## Problem statement:
Line count for the string "百相测试资格": give the number of lines in the data below that contain it, and nothing more.

◇ ◇ ◇ ◇ ◇ ◇ ◇

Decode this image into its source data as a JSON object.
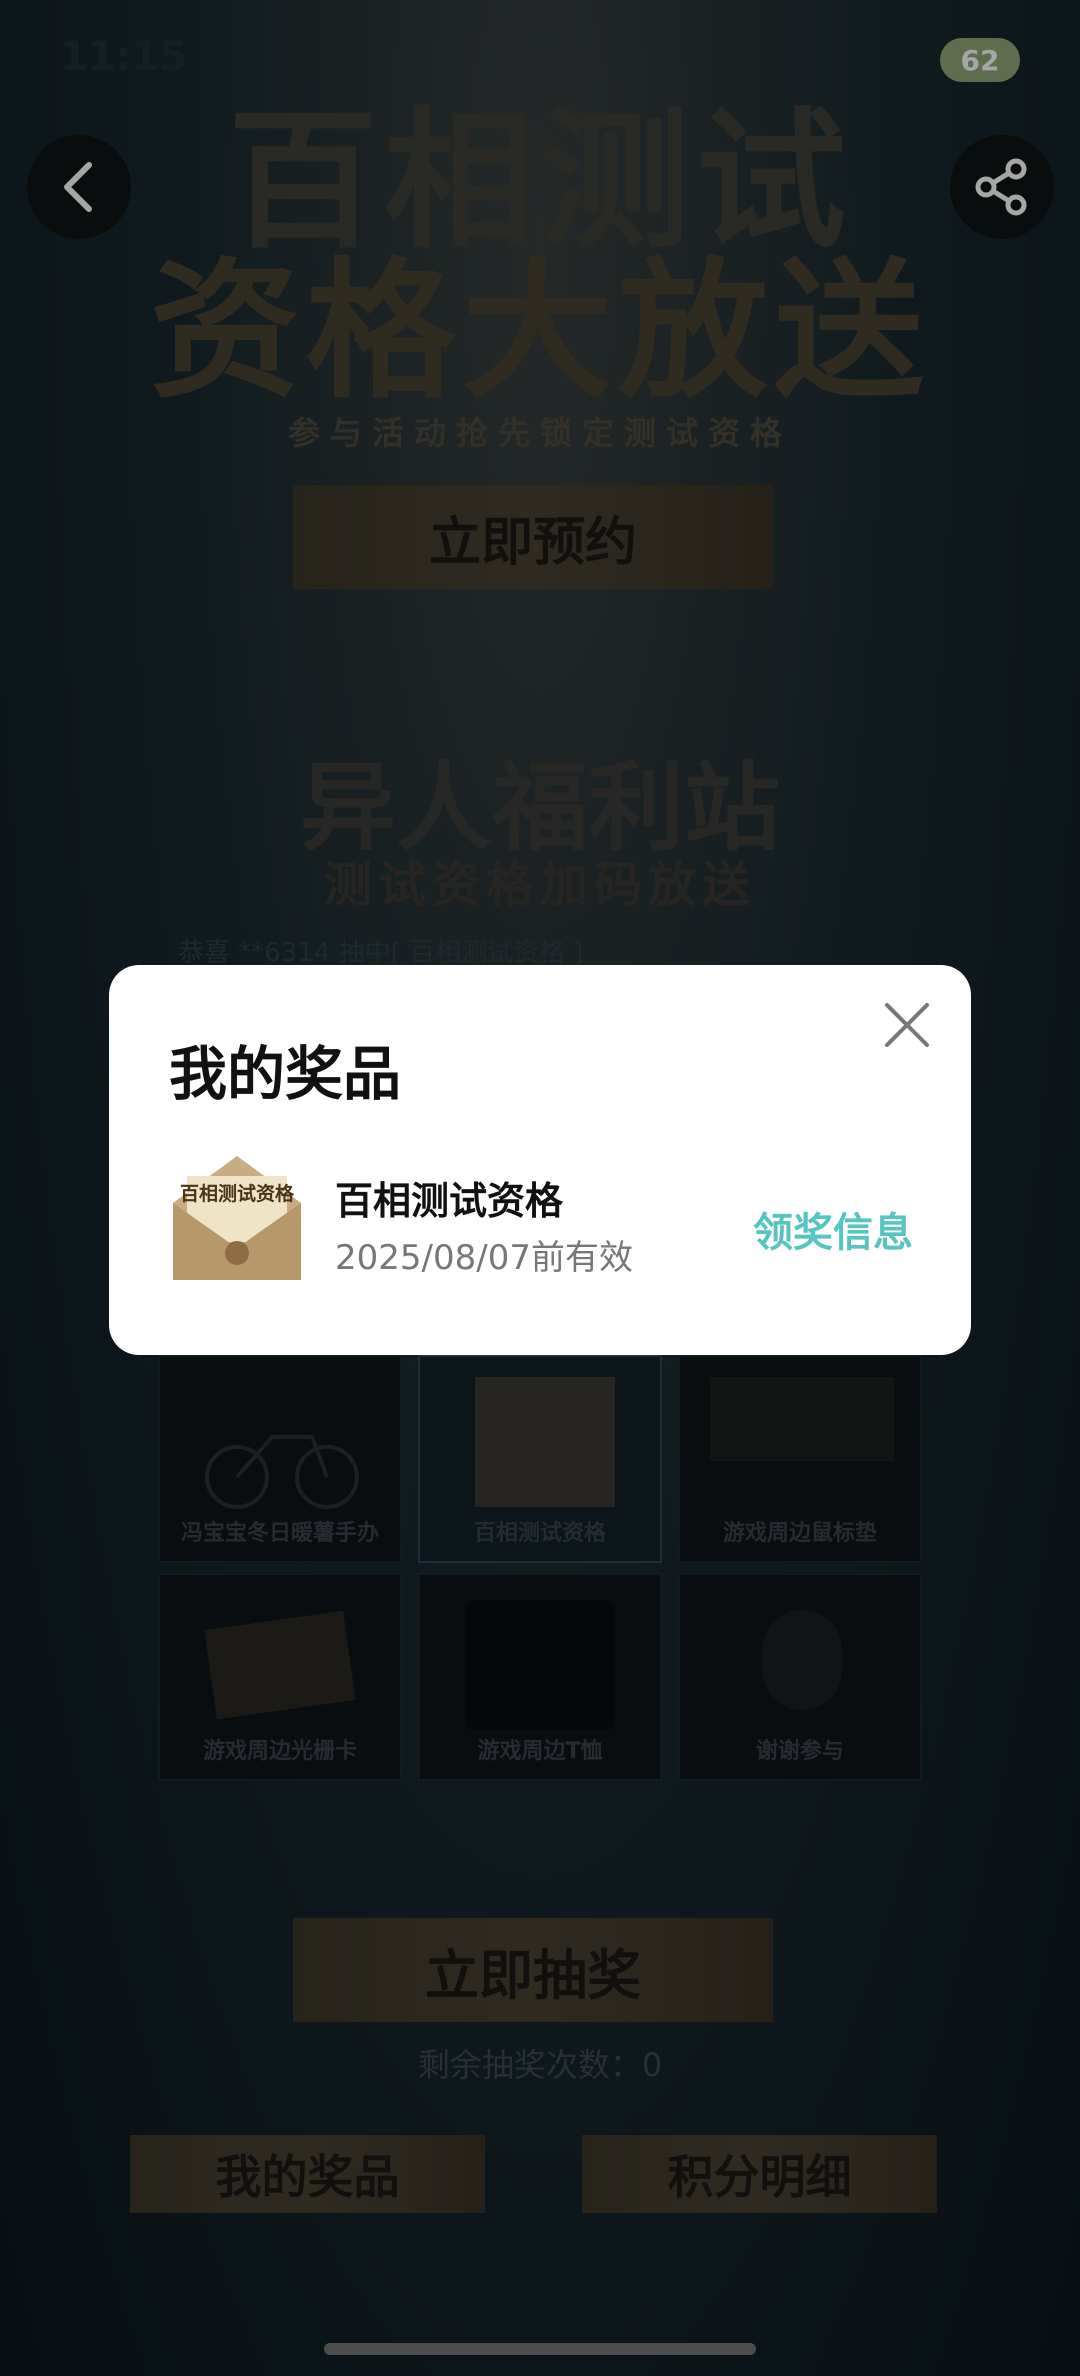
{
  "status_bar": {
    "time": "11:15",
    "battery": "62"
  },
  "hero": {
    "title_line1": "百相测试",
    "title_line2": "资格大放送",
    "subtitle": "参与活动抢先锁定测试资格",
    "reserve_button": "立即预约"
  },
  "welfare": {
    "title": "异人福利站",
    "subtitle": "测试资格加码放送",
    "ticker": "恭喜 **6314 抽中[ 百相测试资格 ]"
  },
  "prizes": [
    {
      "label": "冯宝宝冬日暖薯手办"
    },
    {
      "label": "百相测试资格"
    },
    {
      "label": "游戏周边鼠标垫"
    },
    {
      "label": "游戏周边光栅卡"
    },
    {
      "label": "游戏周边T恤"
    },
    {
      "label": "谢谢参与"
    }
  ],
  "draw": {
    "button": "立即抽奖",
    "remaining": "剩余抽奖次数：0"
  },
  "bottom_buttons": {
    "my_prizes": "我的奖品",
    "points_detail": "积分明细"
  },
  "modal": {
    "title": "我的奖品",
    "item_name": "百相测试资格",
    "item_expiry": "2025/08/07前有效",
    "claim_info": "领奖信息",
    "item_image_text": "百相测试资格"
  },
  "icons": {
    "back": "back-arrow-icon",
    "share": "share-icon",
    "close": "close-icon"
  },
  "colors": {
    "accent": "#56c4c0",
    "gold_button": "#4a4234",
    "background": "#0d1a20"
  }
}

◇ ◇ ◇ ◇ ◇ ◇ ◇

## Exercise answer:
4